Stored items
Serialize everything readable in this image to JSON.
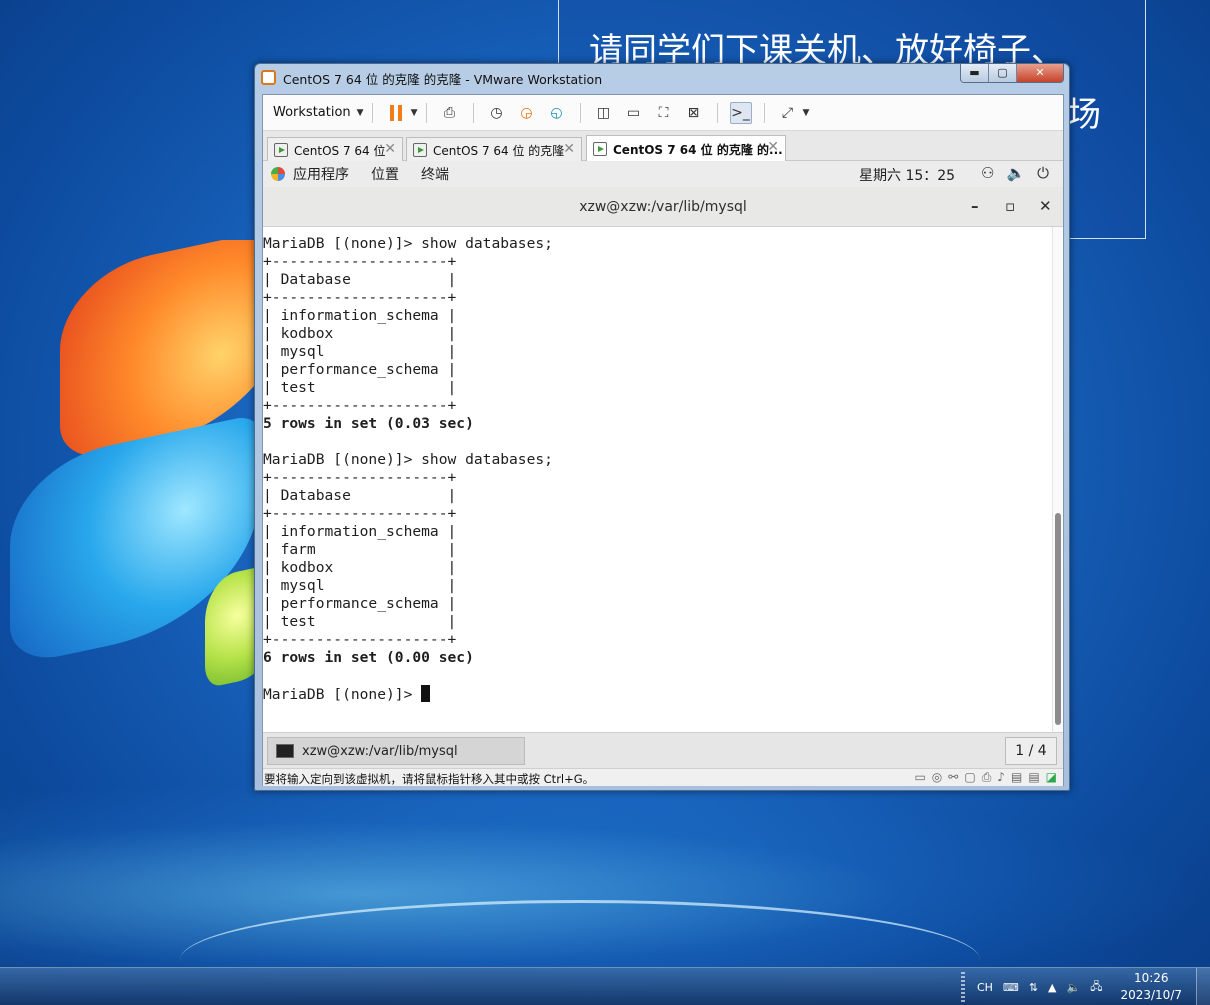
{
  "slide_note": {
    "line1": "请同学们下课关机、放好椅子、",
    "line2": "场"
  },
  "vmware": {
    "title": "CentOS 7 64 位 的克隆 的克隆 - VMware Workstation",
    "caption_buttons": {
      "minimize": "▬",
      "maximize": "▢",
      "close": "✕"
    },
    "toolbar": {
      "workstation_label": "Workstation"
    },
    "tabs": [
      {
        "label": "CentOS 7 64 位",
        "close": "✕"
      },
      {
        "label": "CentOS 7 64 位 的克隆",
        "close": "✕"
      },
      {
        "label": "CentOS 7 64 位 的克隆 的...",
        "close": "✕"
      }
    ],
    "status_text": "要将输入定向到该虚拟机，请将鼠标指针移入其中或按 Ctrl+G。"
  },
  "gnome": {
    "menus": [
      "应用程序",
      "位置",
      "终端"
    ],
    "clock": "星期六 15：25"
  },
  "terminal": {
    "title": "xzw@xzw:/var/lib/mysql",
    "controls": {
      "minimize": "–",
      "maximize": "▫",
      "close": "✕"
    },
    "lines": [
      "MariaDB [(none)]> show databases;",
      "+--------------------+",
      "| Database           |",
      "+--------------------+",
      "| information_schema |",
      "| kodbox             |",
      "| mysql              |",
      "| performance_schema |",
      "| test               |",
      "+--------------------+",
      "5 rows in set (0.03 sec)",
      "",
      "MariaDB [(none)]> show databases;",
      "+--------------------+",
      "| Database           |",
      "+--------------------+",
      "| information_schema |",
      "| farm               |",
      "| kodbox             |",
      "| mysql              |",
      "| performance_schema |",
      "| test               |",
      "+--------------------+",
      "6 rows in set (0.00 sec)",
      "",
      "MariaDB [(none)]> "
    ],
    "task_label": "xzw@xzw:/var/lib/mysql",
    "page_indicator": "1 / 4"
  },
  "taskbar": {
    "ime": "CH",
    "clock_time": "10:26",
    "clock_date": "2023/10/7"
  }
}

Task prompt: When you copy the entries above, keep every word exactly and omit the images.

Answer below:
Serialize everything readable in this image to JSON.
{
  "slide_note": {
    "line1": "请同学们下课关机、放好椅子、",
    "line2": "场"
  },
  "vmware": {
    "title": "CentOS 7 64 位 的克隆 的克隆 - VMware Workstation",
    "caption_buttons": {
      "minimize": "▬",
      "maximize": "▢",
      "close": "✕"
    },
    "toolbar": {
      "workstation_label": "Workstation"
    },
    "tabs": [
      {
        "label": "CentOS 7 64 位",
        "close": "✕"
      },
      {
        "label": "CentOS 7 64 位 的克隆",
        "close": "✕"
      },
      {
        "label": "CentOS 7 64 位 的克隆 的...",
        "close": "✕"
      }
    ],
    "status_text": "要将输入定向到该虚拟机，请将鼠标指针移入其中或按 Ctrl+G。"
  },
  "gnome": {
    "menus": [
      "应用程序",
      "位置",
      "终端"
    ],
    "clock": "星期六 15：25"
  },
  "terminal": {
    "title": "xzw@xzw:/var/lib/mysql",
    "controls": {
      "minimize": "–",
      "maximize": "▫",
      "close": "✕"
    },
    "lines": [
      "MariaDB [(none)]> show databases;",
      "+--------------------+",
      "| Database           |",
      "+--------------------+",
      "| information_schema |",
      "| kodbox             |",
      "| mysql              |",
      "| performance_schema |",
      "| test               |",
      "+--------------------+",
      "5 rows in set (0.03 sec)",
      "",
      "MariaDB [(none)]> show databases;",
      "+--------------------+",
      "| Database           |",
      "+--------------------+",
      "| information_schema |",
      "| farm               |",
      "| kodbox             |",
      "| mysql              |",
      "| performance_schema |",
      "| test               |",
      "+--------------------+",
      "6 rows in set (0.00 sec)",
      "",
      "MariaDB [(none)]> "
    ],
    "task_label": "xzw@xzw:/var/lib/mysql",
    "page_indicator": "1 / 4"
  },
  "taskbar": {
    "ime": "CH",
    "clock_time": "10:26",
    "clock_date": "2023/10/7"
  }
}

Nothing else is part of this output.